Wherever the string "Shift" appears in the records, return the line that holds it.

(Stored dataset items)
——————

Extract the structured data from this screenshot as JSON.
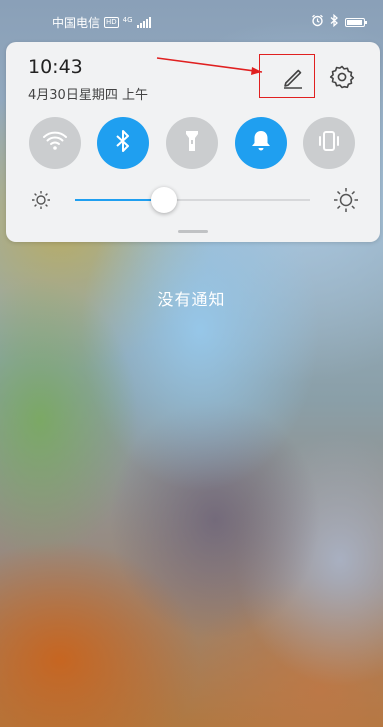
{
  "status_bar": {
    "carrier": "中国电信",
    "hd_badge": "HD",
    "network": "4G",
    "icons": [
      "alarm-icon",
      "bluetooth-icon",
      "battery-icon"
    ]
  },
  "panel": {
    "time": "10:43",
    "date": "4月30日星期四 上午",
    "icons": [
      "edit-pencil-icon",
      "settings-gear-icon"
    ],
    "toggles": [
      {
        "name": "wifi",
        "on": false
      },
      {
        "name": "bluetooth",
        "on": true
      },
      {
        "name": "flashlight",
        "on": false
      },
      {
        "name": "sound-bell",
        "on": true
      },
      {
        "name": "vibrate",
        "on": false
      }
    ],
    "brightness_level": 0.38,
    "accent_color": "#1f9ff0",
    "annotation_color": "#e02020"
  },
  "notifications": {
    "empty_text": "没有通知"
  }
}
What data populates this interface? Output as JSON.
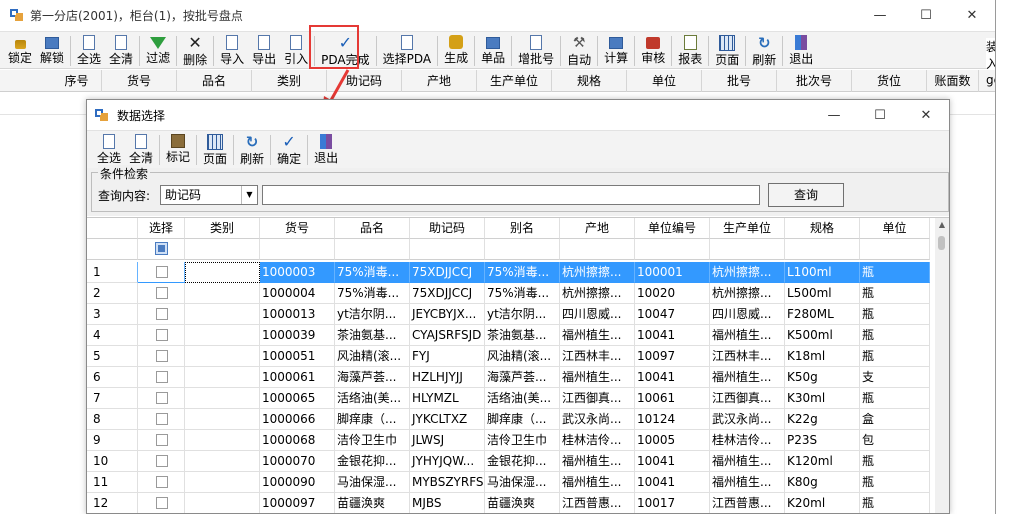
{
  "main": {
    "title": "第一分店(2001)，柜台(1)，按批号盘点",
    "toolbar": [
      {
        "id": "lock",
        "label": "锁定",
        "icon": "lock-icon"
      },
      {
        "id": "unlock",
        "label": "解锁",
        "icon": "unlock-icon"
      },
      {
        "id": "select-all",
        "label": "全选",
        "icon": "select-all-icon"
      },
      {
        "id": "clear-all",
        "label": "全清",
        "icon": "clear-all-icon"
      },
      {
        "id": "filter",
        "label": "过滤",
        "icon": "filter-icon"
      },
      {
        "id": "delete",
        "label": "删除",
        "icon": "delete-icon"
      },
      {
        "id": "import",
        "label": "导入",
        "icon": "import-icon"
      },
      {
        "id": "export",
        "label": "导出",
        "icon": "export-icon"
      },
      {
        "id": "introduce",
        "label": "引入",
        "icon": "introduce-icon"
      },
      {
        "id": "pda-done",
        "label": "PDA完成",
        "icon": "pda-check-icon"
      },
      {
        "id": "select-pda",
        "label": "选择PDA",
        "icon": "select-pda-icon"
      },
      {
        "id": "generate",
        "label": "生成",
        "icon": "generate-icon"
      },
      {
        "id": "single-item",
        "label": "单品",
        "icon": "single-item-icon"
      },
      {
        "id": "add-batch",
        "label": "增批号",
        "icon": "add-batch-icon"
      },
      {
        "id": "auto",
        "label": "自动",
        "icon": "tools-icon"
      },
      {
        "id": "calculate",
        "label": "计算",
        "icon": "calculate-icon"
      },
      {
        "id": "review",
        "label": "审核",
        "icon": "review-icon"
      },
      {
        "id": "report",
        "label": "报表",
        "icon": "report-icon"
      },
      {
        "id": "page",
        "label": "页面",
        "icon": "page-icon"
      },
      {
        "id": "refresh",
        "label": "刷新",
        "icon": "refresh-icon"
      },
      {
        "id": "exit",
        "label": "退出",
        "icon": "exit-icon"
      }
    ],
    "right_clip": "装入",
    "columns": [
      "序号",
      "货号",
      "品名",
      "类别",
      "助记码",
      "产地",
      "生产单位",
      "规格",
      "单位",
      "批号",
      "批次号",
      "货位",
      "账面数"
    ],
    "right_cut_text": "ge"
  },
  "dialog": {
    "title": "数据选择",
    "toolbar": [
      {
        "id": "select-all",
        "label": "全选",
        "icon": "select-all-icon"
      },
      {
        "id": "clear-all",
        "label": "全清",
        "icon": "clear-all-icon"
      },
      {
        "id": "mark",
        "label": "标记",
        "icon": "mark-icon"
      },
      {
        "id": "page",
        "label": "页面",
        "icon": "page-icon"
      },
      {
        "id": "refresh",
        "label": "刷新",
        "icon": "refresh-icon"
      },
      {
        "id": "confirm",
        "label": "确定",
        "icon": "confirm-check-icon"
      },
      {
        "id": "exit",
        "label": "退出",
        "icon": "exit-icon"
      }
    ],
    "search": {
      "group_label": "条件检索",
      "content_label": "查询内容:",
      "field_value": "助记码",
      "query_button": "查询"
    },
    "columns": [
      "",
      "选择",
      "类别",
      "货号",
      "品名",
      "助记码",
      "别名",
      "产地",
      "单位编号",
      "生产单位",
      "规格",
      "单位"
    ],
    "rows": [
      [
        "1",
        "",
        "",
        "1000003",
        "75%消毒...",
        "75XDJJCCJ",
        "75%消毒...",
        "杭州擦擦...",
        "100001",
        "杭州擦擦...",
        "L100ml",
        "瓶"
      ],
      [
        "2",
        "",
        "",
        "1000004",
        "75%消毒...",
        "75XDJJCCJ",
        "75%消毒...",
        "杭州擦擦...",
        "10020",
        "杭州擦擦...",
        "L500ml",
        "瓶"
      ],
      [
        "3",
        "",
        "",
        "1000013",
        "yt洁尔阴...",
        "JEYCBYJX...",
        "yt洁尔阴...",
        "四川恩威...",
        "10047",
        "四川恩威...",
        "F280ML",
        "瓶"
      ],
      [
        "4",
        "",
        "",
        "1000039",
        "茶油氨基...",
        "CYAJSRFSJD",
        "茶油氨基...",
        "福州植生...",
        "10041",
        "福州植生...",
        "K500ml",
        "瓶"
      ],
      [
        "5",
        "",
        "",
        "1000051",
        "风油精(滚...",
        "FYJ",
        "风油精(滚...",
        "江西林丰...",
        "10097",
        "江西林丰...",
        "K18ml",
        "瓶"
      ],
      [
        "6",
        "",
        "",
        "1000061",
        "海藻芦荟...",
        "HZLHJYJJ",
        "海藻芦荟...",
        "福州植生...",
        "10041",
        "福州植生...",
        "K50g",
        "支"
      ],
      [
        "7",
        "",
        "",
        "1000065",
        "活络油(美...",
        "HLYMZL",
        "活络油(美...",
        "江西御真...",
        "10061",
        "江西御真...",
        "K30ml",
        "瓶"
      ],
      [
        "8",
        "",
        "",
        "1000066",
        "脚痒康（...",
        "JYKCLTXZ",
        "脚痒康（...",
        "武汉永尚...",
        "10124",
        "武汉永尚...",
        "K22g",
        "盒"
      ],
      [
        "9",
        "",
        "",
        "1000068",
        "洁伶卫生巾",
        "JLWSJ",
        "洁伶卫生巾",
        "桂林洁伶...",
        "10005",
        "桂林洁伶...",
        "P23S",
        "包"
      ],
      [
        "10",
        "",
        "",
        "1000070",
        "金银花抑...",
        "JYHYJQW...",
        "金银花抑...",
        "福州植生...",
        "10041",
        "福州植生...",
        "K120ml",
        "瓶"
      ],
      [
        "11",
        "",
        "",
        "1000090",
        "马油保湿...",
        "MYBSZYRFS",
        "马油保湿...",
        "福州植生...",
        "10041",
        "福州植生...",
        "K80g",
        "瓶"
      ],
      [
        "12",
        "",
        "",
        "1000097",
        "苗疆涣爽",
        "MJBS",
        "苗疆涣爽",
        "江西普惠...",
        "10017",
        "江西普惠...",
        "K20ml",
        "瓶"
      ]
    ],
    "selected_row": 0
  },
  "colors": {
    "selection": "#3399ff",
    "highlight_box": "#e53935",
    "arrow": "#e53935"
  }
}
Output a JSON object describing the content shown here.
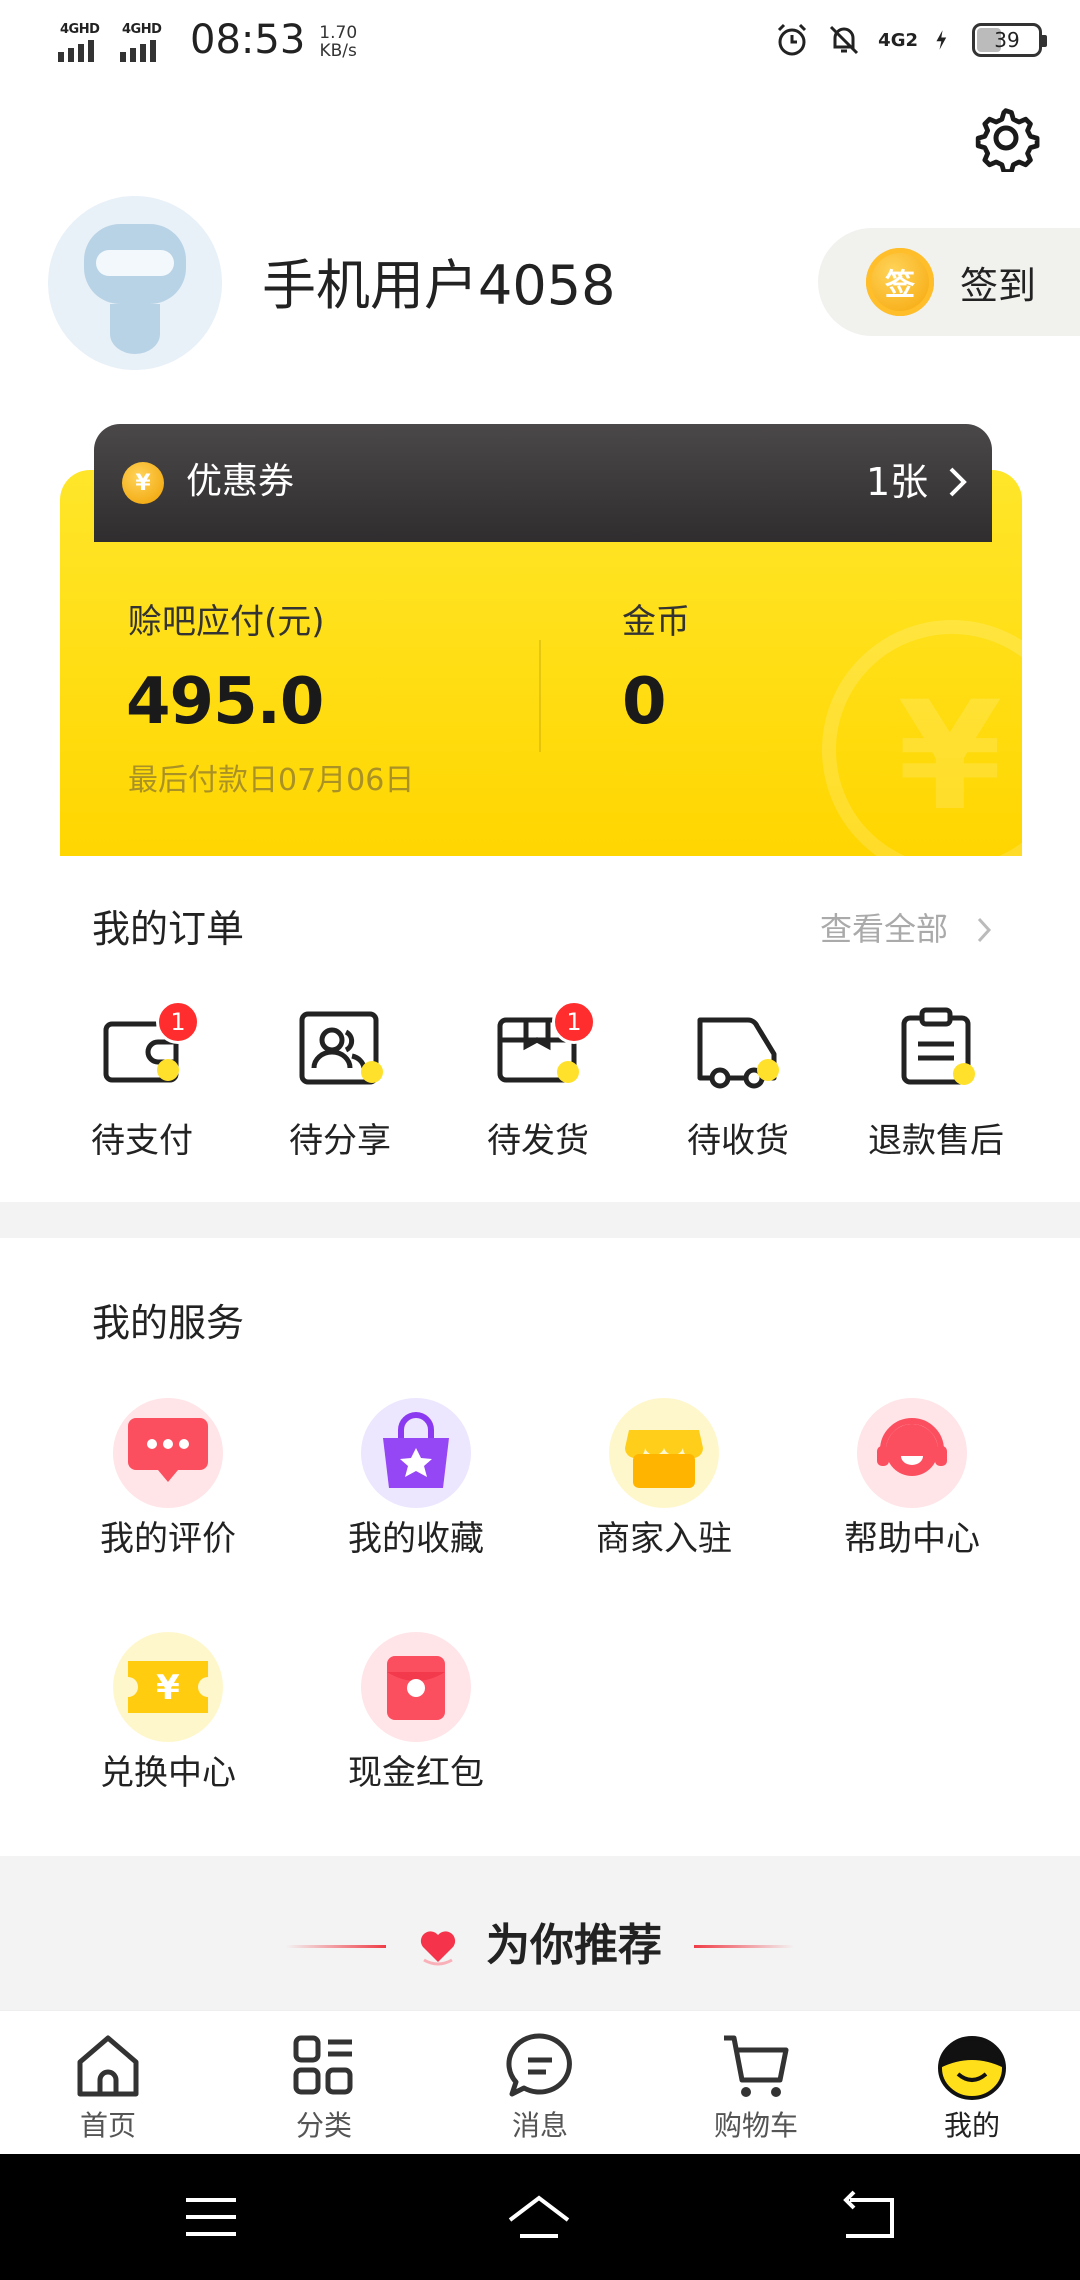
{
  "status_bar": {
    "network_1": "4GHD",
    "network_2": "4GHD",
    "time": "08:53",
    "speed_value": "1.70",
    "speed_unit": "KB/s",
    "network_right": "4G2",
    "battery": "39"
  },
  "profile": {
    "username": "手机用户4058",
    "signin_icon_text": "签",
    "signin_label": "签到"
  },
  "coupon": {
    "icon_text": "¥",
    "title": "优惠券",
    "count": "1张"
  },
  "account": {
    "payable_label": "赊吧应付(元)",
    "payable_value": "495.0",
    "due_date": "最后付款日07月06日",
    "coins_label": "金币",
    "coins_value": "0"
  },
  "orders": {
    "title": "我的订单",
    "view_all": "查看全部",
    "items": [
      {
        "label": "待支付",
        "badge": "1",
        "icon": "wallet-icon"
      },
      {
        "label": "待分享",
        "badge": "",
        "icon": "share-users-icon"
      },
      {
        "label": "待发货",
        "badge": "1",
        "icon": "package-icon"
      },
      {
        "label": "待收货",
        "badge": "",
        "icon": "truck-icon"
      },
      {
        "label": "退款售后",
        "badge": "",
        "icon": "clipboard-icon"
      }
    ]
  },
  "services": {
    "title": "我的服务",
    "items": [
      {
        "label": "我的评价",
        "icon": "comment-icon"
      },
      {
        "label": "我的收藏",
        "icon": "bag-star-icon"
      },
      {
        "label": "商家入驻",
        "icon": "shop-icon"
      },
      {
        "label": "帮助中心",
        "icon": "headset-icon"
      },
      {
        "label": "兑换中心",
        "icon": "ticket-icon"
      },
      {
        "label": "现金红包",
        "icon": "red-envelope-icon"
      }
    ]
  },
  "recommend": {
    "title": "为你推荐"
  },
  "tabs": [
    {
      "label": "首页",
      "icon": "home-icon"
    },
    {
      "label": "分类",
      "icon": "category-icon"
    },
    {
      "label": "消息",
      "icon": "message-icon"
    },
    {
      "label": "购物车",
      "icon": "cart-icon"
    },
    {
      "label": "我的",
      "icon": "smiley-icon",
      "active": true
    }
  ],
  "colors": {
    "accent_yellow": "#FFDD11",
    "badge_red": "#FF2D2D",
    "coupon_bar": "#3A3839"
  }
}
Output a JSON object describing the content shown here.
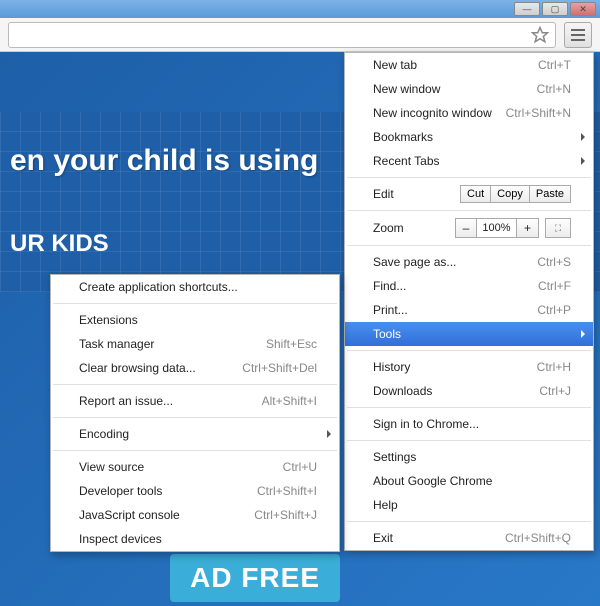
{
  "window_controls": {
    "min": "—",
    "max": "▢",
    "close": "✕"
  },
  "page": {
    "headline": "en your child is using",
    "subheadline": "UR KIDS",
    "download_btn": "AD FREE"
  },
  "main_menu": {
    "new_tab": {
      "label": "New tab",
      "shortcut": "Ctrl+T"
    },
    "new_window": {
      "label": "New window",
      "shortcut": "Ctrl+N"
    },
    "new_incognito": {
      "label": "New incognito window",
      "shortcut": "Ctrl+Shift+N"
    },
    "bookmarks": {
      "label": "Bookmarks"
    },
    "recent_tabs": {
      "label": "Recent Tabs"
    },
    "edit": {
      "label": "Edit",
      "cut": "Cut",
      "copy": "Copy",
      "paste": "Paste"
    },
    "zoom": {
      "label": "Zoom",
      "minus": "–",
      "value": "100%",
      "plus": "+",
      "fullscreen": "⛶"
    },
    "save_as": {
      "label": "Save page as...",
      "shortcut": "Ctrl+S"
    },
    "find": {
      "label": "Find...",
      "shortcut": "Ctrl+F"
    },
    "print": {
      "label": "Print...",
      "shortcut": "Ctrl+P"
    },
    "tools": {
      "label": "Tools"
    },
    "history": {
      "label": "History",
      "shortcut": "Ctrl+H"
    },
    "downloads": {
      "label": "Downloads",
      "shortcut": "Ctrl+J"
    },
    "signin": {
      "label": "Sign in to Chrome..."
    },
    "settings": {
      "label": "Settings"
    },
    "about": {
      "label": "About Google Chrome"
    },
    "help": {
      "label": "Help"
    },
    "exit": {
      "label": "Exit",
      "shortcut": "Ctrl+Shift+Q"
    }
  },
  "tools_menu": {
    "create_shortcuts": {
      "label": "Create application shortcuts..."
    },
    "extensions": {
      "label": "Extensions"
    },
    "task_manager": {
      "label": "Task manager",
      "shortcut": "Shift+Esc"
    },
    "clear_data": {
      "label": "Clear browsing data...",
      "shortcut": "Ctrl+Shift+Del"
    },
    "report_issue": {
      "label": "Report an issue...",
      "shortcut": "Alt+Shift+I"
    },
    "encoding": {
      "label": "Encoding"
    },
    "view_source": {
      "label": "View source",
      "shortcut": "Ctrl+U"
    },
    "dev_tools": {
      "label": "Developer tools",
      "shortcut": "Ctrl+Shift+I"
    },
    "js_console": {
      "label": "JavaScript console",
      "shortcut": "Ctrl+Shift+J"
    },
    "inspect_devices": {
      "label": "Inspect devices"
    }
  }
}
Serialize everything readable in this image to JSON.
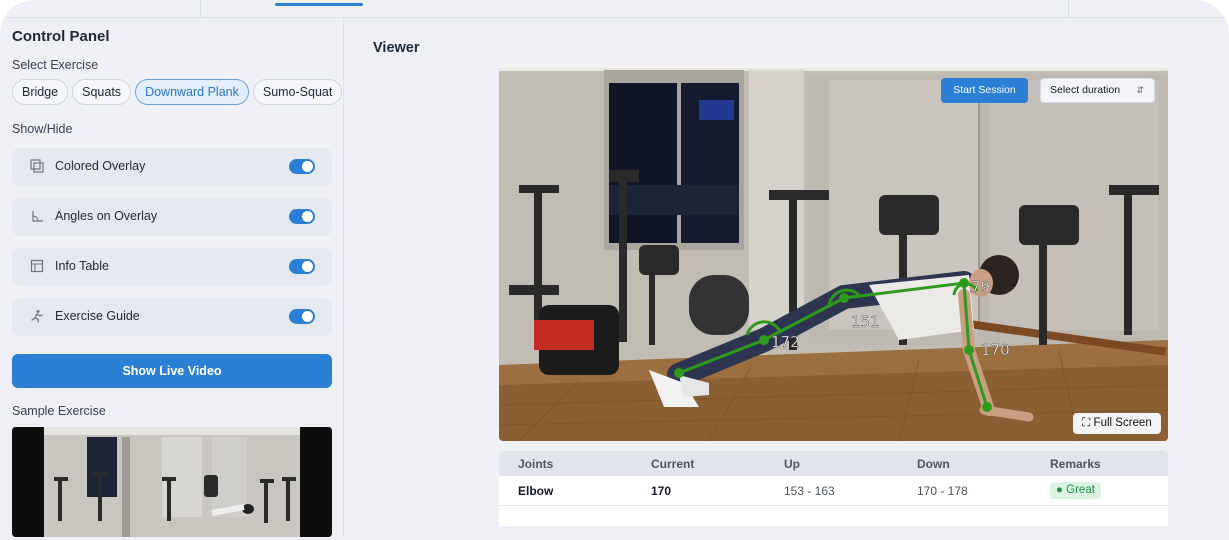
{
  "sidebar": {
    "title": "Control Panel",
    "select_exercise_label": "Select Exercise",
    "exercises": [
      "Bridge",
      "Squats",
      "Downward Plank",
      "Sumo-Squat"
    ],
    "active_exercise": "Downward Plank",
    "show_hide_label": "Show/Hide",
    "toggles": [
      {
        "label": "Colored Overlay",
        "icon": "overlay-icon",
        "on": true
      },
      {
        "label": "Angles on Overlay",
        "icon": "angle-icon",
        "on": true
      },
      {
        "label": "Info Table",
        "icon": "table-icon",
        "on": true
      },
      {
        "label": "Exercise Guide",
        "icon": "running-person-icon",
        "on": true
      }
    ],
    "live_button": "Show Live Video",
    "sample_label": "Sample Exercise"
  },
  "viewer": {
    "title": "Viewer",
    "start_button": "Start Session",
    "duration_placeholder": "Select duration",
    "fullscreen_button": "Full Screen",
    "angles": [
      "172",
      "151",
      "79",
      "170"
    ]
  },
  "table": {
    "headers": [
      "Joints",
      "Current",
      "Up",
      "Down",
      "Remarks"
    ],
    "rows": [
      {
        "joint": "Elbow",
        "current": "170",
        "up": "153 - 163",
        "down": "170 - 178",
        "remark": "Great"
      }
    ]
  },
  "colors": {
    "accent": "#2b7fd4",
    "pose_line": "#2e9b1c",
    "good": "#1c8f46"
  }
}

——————

**Solved problem:**
      "shortcut": "Ctrl+Shift+N"
      "shortcut": "Ctrl+Shift+Q"
      "shortcut": "Shift+Esc"
      "shortcut": "Ctrl+Shift+Del"
      "shortcut": "Alt+Shift+I"
      "shortcut": "Ctrl+Shift+I"
      "shortcut": "Ctrl+Shift+J"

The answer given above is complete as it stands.